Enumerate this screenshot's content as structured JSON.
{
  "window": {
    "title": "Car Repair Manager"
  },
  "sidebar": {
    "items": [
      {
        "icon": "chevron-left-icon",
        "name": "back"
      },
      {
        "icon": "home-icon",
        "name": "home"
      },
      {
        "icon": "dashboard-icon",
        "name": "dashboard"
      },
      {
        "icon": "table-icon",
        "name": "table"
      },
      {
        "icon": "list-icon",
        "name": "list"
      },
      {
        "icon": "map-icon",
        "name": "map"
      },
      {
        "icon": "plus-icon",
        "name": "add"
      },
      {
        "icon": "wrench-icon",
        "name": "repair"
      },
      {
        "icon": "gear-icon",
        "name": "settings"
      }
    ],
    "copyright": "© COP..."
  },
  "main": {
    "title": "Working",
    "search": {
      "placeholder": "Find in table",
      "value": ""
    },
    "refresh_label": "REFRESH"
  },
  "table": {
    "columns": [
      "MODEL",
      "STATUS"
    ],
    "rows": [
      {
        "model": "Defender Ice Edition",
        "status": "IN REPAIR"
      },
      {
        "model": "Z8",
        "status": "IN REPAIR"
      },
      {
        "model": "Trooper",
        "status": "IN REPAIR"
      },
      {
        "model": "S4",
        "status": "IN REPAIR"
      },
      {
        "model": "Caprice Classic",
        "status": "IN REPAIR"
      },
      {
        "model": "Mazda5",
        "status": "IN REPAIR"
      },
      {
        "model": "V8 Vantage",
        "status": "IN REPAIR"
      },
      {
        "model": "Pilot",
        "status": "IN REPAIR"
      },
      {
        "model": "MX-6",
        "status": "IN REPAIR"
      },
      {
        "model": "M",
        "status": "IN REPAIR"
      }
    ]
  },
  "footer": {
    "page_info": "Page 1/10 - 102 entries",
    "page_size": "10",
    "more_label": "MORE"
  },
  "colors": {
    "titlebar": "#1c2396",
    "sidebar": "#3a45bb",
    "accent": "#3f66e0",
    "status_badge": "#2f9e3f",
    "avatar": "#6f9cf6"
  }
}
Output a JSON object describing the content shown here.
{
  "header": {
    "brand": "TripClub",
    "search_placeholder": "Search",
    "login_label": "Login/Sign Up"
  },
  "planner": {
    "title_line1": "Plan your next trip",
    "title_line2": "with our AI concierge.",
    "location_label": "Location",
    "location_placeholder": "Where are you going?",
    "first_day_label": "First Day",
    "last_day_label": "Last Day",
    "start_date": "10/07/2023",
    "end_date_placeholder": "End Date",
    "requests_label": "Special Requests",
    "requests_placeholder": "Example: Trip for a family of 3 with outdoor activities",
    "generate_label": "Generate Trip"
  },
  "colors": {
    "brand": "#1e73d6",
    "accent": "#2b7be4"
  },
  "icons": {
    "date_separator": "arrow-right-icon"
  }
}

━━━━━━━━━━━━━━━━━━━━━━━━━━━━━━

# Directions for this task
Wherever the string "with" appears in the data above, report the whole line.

# Response
    "title_line2": "with our AI concierge.",
    "requests_placeholder": "Example: Trip for a family of 3 with outdoor activities",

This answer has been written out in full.